“Patient compliance is improved by simplifying the user handling steps to “patch and inject,” and providing audible and visual feedback, which has been confirmed in comparative human factors testing,” says Mr. Thompson.

Congruence Medical Solutions: Pioneering Flexible Dosing Solutions

Congruence Medical Solutions is developing a number of drug delivery device platforms aimed at applica­tions involving microliter dosing, maximizing injection flexibility, and minimizing drug waste. Emerging needs of injectable drugs currently in development require more flexibility than most injection device platforms can currently provide, explains Phil Green, PhD, Head of Commercial and Business Development at Con­gruence. Several variables inform de­velopment and selection of a device platforms, including injection volume, formulation viscosity, regulatory com­pliance, needle safety, cost, human factors, and more.

Manual injection embodiment of the Congruence Flexible Dosing Syringe (FDS) incorporating standard 2.25mL standard PFS.

“These afford flexibility for a phar­maceutical partner across the entire portfolio of drugs irrespective of stage of clinical development,” says Dr. Green. “Development of the Congru­ence Flexible Dosing Syringe (FDS) platform aims to provide this flexibility to pharmaceutical companies.”

Some potent immunotherapeutic agents in oncology require a range of dose volumes based on patient weight or other factors. Also, drugs with pe­diatric indications may require signifi­cantly different dose volume than for adults. The maximum dose for most pen injectors, which allows variable dosing, is 1mL or less. The FDS has been developed to accommodate a wide range or injection volumes (50 microliters through 2.25mL). “Flexibil­ity in injection volume also may be an important capability for dose ranging studies during clinical trials; minimiz­ing re-formulation costs for a clinical stage drug,” Dr. Green says.

While water-like viscosity is prefer­able from an injection system stand­point, increasingly formulations are getting more viscous. The FDS plat­form accommodates increasing vis­cous formulations, and has demonstrated ability to inject formula­tions as high as 1500cP with standard prefilled syringes.

“It is beneficial for a device plat­form to afford greater flexibility neces­sary during clinical drug development, but also bridge to a commercial em­bodiment with minor modifications. The flexibility afforded by the Congruence FDS can help bridge the clinical em­bodiment of the injection device with corresponding commercial embodi­ment. For example, a manual FDS in­jection device could be used in clinical trials, but an FDS autoinjector could be the commercial embodiment,” he says. The Congruence FDS can be made available in both a manual injection and an autoinjector format.

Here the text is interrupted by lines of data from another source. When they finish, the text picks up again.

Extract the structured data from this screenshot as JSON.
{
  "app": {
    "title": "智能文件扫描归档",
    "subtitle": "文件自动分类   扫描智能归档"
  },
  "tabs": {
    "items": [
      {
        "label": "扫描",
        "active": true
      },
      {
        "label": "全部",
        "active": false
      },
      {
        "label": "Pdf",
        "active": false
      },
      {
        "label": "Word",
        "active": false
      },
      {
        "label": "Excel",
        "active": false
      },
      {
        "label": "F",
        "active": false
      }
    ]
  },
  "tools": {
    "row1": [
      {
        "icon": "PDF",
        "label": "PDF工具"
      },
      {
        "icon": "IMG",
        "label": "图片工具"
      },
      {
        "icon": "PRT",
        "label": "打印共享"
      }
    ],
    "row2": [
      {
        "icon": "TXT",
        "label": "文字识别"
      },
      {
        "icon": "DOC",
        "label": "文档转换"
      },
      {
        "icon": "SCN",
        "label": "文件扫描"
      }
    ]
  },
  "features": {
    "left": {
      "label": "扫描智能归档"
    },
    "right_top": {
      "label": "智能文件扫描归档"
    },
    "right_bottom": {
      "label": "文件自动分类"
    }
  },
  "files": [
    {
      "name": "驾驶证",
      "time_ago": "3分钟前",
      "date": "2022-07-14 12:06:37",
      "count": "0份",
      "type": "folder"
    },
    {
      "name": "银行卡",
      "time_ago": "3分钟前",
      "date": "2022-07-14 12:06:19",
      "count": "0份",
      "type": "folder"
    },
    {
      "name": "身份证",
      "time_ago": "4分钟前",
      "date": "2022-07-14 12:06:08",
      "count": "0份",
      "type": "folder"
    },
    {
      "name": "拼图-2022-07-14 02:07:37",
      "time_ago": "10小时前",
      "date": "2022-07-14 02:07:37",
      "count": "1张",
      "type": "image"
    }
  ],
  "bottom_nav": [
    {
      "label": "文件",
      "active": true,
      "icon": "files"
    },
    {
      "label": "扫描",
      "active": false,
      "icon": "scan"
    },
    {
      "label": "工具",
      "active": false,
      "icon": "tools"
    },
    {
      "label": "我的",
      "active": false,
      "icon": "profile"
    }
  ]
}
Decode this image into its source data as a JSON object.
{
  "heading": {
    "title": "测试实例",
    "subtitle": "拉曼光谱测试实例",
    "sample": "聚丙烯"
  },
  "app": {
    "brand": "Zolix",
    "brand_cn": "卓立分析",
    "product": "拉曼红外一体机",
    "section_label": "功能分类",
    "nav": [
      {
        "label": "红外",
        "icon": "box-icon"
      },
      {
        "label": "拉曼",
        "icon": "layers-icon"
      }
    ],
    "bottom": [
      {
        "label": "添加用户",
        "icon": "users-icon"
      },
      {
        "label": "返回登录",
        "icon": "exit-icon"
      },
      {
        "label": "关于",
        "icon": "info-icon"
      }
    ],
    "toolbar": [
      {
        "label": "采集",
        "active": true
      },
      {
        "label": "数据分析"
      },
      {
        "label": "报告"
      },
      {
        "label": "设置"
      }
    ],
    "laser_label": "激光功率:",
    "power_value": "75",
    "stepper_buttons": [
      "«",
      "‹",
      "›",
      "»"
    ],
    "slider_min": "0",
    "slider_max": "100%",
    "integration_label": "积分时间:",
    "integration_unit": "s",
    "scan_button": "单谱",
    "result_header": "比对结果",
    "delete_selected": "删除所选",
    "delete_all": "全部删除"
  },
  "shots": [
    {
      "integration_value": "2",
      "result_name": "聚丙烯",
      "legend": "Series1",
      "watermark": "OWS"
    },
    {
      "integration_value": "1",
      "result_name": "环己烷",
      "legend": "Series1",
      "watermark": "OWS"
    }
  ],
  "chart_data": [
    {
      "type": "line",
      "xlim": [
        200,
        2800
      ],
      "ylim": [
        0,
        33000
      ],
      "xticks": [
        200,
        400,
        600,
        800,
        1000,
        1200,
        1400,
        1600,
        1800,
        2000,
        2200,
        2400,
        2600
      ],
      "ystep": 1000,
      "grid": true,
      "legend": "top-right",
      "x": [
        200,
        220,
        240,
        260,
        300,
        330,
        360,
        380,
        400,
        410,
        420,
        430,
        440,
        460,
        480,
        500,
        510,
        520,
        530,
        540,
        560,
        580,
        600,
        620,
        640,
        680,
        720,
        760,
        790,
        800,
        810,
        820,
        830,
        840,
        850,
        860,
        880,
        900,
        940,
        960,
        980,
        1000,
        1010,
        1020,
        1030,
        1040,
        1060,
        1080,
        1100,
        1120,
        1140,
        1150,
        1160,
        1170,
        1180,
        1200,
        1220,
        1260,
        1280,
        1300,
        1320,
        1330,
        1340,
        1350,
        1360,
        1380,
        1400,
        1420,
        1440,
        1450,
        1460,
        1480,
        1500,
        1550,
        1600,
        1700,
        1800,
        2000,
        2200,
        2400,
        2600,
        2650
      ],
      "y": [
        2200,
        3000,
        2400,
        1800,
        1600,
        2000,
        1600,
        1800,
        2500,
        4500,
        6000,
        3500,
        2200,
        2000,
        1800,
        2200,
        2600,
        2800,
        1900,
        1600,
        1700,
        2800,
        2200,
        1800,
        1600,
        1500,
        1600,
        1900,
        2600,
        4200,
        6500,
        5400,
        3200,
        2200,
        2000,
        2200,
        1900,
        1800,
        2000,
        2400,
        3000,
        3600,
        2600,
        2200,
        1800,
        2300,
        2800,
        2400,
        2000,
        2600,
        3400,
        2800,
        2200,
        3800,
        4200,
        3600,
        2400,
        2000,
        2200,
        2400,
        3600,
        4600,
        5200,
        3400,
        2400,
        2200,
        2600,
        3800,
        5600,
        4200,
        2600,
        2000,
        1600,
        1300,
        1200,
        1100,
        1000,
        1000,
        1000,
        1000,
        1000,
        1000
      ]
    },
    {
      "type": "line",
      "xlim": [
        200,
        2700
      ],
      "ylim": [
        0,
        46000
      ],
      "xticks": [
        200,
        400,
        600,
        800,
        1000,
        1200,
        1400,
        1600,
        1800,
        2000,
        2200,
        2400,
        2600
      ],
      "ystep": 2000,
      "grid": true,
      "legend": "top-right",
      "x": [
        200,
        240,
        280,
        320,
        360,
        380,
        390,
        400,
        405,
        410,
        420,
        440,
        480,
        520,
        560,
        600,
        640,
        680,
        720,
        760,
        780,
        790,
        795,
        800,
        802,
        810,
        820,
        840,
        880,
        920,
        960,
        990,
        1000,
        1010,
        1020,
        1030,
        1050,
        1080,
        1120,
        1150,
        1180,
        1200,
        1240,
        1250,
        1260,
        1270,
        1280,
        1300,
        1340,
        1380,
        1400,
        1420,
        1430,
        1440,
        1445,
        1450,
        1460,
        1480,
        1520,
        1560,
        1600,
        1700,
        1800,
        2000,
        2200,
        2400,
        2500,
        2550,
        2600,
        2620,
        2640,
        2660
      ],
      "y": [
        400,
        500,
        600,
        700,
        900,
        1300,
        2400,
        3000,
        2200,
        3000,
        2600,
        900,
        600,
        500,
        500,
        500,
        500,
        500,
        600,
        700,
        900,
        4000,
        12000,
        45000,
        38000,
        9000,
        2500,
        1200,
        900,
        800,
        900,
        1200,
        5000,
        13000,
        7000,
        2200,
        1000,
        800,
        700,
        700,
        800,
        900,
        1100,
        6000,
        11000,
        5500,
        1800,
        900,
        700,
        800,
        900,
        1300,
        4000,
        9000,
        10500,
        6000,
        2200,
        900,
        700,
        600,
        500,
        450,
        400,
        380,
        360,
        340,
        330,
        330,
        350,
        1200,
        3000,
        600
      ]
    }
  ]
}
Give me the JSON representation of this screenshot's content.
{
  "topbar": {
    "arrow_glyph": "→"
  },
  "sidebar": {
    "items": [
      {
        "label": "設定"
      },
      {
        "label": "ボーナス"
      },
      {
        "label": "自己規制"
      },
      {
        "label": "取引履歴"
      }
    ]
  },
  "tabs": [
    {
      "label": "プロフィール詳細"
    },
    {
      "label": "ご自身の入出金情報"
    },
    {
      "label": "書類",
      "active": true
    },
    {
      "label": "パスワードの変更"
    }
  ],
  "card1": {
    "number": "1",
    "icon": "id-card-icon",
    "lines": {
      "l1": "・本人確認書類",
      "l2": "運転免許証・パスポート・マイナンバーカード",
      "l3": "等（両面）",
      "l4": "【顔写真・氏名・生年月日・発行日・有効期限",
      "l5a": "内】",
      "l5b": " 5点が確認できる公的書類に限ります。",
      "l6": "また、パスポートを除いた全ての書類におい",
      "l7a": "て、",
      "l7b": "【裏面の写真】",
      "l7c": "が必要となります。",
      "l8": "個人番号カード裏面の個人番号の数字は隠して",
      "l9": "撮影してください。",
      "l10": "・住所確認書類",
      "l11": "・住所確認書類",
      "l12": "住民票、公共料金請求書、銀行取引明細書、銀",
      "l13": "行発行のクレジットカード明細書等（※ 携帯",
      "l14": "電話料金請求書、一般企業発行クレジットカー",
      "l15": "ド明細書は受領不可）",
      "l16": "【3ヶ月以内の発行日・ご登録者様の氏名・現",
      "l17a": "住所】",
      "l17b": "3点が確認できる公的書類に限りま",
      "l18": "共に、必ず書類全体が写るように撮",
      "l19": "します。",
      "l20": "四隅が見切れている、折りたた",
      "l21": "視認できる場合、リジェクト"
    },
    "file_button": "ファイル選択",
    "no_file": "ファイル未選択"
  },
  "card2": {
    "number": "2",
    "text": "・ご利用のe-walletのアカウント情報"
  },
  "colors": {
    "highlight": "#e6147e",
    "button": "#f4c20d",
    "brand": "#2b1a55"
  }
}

  1. Injectable Drug Delivery Devices Global Market Report 2021: COVID-19 Growth and Change to 2030, ResearchandMarkets.com, March 21, 2021, https://www.businesswire.com/news/home/20210521005182/en/Global-Injectable-Drug-Delivery-Devices-Market-Report-2021-Market-is-Expected-to-Reach-25.79-Billion-in-2025—COVID-19-Impacts-Growth-and-Changes-to-2030—ResearchAndMarkets.com.
  2. Drug Delivery Devices Global Market Report 2021: COVID-19 Implications and Growth to 2030, ResearchAndMarkets, Aug. 6, 2021,https://www.businesswire.com/news/home/20210806005310/en/Drug-Delivery-Devices-Global-Markets-Report-2021-Oral-Injectable-Topical-Ocular-Pulmonary-Nasal-Transmusocal-Im­plantables—ResearchAndMar­kets.com.